Day 4-8 Outlook
Day 4 - 8 Outlook
Day 4-8 Severe Weather Outlook. A depicted severe weather area indicates a 30% or higher probability for severe thunderstorms within 25 miles of a point.
D4Sat, Sep 23, 2017 - Sun, Sep 24, 2017 D7Tue, Sep 26, 2017 - Wed, Sep 27, 2017
D5Sun, Sep 24, 2017 - Mon, Sep 25, 2017 D8Wed, Sep 27, 2017 - Thu, Sep 28, 2017
D6Mon, Sep 25, 2017 - Tue, Sep 26, 2017 (All days are valid from 12 UTC - 12 UTC)
PREDICTABILITY TOO LOW is used to indicate severe storms may be possible based on some model scenarios.
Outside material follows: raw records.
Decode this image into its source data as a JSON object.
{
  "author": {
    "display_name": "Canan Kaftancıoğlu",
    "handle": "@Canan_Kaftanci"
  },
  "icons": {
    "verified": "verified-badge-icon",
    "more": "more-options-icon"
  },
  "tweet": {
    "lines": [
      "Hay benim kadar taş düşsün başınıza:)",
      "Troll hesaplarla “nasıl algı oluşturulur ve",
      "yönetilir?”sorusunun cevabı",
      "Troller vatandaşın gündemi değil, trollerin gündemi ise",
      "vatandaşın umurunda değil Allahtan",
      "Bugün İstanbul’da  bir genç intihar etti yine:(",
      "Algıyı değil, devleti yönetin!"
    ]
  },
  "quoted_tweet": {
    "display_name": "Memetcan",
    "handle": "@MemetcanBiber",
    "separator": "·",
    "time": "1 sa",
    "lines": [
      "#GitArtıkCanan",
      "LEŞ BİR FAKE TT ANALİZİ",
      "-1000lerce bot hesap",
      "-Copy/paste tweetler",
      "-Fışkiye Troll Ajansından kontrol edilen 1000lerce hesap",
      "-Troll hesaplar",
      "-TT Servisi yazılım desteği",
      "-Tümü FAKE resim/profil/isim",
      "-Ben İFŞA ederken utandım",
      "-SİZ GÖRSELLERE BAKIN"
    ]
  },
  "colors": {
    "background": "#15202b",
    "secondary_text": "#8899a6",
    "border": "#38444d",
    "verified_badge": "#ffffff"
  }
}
However, the location or occurrence of severe storms are in doubt due to:
  1. 1) large differences in the deterministic model solutions,
  2. 2) large spread in the ensemble guidance, and/or
  3. 3) minimal run-to-run continuity.
POTENTIAL TOO LOW means the threat for a regional area of organized severe storms appears highly unlikely during the entire period (e.g. less than a 30% probability for a regional severe storm area across the CONUS through the entire Day 4-8 period).

Images courtesy of the NWS Storm Prediction Center
 Forecast Discussion


000
ACUS48 KWNS 200821
SWOD48
SPC AC 200820

Day 4-8 Convective Outlook  
NWS Storm Prediction Center Norman OK
0320 AM CDT Wed Sep 20 2017

Valid 231200Z - 281200Z

...DISCUSSION...
A slowly evolving western trough/eastern ridge pattern should
continue throughout the extended forecast period, although models
suggest that the trough may begin to weaken and migrate eastward
with time - especially after D6/Monday.  Meanwhile at the surface, a
nearly stationary, NNE-SSW oriented cold front will gradually shift
southward across portions of the Plains in advance of a building
surface ridge across the Dakotas.  A lee surface trough will also
remain nearly stationary across eastern New Mexico and vicinity. 
Although model variance regarding specific surface boundary
positioning increases with time, the overall pattern suggests that
areas of showers and thunderstorms will continue (especially
during/after peak heating hours) from eastern New Mexico northward
to central Nebraska and into portions of the Upper Midwest around
D4/Saturday and D5/Sunday.  This general region of convection should
shift southeastward into the central and southern Plains from
D6/Monday onward.  At least a Marginal risk for severe storms should
exist during each of these periods - especially in eastern New
Mexico nearer to steeper mid-level lapse rates.  General uncertainty
regarding frontal position and magnitude of buoyancy preclude severe
probabilities at this time.

..Cook.. 09/20/2017